This summer’s migrant crises in southern Europe and Calais have forced ministers to intensify the planned crackdown - the proposals are aimed at making the UK less attractive to illegal migrants.
Principal deterrent is the creation of a specific offence of illegal employment. Those found to be working illegally may receive an unlimited fine and imprisonment for up to 6 months.
The checks employers make to ensure their staff have the “right to work” in the UK will be tightened. Failure to carry out the correct checks will potentially lead to a tougher range of punishments against the employer as a company and for individual culpable managers.
The announcement implies that, for persistent offenders, there will be a move away from the use of civil penalties towards criminal prosecution (the current maximum civil penalty is £20,000 per illegal employee). In conjunction with the increased use of criminal prosecution, the maximum sentence for an employer found guilty of employing an illegal worker will be increased from 2 to 5 years.
A very direct warning is made towards pubs, restaurants, takeaways and off-licences that their licences could be removed if they are found to be employing illegal workers. Consideration is to be given as to whether to extend this power to minicab firms and drivers.
Employers who flout the law and evade sanctions could see their business closed for up to 48 hours whilst they prove that “right-to-work” checks have been conducted on staff and that records are up to date.
Courts will also have the power to place the worst offenders under special measures which will include forced closure and ongoing compliance checks.
The Home Office indicated earlier this month that it will concentrate a wave of raids in the coming months targeting illegal employment at building sites, care homes and cleaning contractors.
Immigration Minister James Brokenshire said: "Anyone who thinks the UK is a soft touch should be in no doubt - if you are here illegally, we will take action to stop you from working, renting a flat, opening a bank account or driving a car.
"As a one nation government we will continue to crack down on abuse and build an immigration system that works in the best interests of the British people and those who play by the rules."
Alp Mehmet of Migration Watch UK commented, “More important is for the message to go out that if you are here illegally and caught working, you and your employer will end up in court.”
Employers should be in no doubt, it is clear which way the wind is blowing. Tougher enforcement of the rules on illegal employment is central to the government’s immigration policy. It is imperative that employers ensure their staff have the right to work and that appropriate records are kept of any checks.

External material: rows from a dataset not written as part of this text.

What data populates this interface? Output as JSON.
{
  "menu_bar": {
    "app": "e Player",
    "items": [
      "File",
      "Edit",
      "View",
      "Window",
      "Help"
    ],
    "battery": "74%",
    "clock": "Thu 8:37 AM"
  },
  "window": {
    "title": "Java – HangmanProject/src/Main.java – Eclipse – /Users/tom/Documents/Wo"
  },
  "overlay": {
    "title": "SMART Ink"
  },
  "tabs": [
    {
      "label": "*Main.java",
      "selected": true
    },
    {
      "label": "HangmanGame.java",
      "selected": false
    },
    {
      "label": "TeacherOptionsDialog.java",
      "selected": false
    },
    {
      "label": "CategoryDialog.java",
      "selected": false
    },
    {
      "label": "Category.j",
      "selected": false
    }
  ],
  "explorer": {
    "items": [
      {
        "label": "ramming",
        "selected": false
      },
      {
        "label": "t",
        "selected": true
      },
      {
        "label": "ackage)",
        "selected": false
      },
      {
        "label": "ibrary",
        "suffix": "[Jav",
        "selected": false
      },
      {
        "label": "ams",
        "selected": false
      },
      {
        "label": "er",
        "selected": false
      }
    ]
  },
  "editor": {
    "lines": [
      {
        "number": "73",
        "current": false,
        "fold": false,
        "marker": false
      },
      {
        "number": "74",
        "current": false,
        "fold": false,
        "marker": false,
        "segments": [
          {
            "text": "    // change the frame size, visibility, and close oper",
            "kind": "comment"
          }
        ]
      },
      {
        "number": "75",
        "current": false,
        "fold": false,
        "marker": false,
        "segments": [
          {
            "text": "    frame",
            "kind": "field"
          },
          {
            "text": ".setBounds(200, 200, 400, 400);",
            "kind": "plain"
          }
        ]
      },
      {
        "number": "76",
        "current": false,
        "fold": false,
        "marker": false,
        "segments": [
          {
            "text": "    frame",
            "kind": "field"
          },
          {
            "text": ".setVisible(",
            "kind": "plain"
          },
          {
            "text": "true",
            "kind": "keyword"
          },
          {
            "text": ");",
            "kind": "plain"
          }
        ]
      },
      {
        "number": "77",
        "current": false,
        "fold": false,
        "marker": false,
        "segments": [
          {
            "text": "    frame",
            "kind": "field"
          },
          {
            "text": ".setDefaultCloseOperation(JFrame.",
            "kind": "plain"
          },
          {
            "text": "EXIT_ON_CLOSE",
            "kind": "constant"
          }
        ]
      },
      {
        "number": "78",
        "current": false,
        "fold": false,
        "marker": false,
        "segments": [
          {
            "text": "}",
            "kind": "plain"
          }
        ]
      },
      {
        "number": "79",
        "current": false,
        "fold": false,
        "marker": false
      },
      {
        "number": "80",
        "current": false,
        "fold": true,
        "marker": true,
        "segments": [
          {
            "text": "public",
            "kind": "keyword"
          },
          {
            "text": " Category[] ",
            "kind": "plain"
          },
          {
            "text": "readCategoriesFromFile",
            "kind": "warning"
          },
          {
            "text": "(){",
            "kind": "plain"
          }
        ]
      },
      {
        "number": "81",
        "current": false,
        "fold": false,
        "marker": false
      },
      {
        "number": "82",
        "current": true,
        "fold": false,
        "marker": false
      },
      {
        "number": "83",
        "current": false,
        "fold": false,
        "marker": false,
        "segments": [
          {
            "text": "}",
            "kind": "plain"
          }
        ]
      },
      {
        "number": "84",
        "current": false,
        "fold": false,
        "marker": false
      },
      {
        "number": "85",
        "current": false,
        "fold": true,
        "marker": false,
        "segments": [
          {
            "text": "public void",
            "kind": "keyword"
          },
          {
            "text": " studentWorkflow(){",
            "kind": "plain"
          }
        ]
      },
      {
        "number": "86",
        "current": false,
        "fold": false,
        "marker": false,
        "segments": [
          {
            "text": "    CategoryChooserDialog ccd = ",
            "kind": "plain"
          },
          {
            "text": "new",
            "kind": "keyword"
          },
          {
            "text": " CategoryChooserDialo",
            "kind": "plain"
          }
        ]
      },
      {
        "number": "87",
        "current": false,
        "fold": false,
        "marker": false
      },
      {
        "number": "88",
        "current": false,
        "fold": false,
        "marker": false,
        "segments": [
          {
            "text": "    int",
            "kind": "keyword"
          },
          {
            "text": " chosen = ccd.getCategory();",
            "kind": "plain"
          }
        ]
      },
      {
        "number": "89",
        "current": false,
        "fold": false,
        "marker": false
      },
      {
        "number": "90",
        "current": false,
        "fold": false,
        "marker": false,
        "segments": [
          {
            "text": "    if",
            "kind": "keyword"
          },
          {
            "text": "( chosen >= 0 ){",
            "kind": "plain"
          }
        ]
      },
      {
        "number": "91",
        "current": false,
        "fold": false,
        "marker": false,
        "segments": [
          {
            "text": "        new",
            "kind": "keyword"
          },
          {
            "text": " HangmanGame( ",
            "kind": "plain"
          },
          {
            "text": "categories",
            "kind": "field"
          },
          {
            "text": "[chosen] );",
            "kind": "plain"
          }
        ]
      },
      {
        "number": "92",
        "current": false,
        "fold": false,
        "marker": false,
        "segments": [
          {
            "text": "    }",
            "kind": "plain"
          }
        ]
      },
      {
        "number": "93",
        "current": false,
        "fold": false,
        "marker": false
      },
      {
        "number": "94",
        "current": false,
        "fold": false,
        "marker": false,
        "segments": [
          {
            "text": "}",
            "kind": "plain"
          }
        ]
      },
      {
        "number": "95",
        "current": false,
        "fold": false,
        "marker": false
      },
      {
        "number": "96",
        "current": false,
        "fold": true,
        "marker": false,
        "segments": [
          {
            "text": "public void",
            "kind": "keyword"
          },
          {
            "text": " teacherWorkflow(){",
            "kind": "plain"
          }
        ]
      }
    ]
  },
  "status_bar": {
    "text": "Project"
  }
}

If you are an employer worried about your compliance procedures, we will guide you through the complex evidential requirements to ensure your employees have the right to work. We are Law Society accredited specialists with over 20 years experience of providing immigration services to employers. If you require assistance with your UK immigration matters, please contact us on +44 (0)20 7038 3980, via our online contact form or at email@example.com.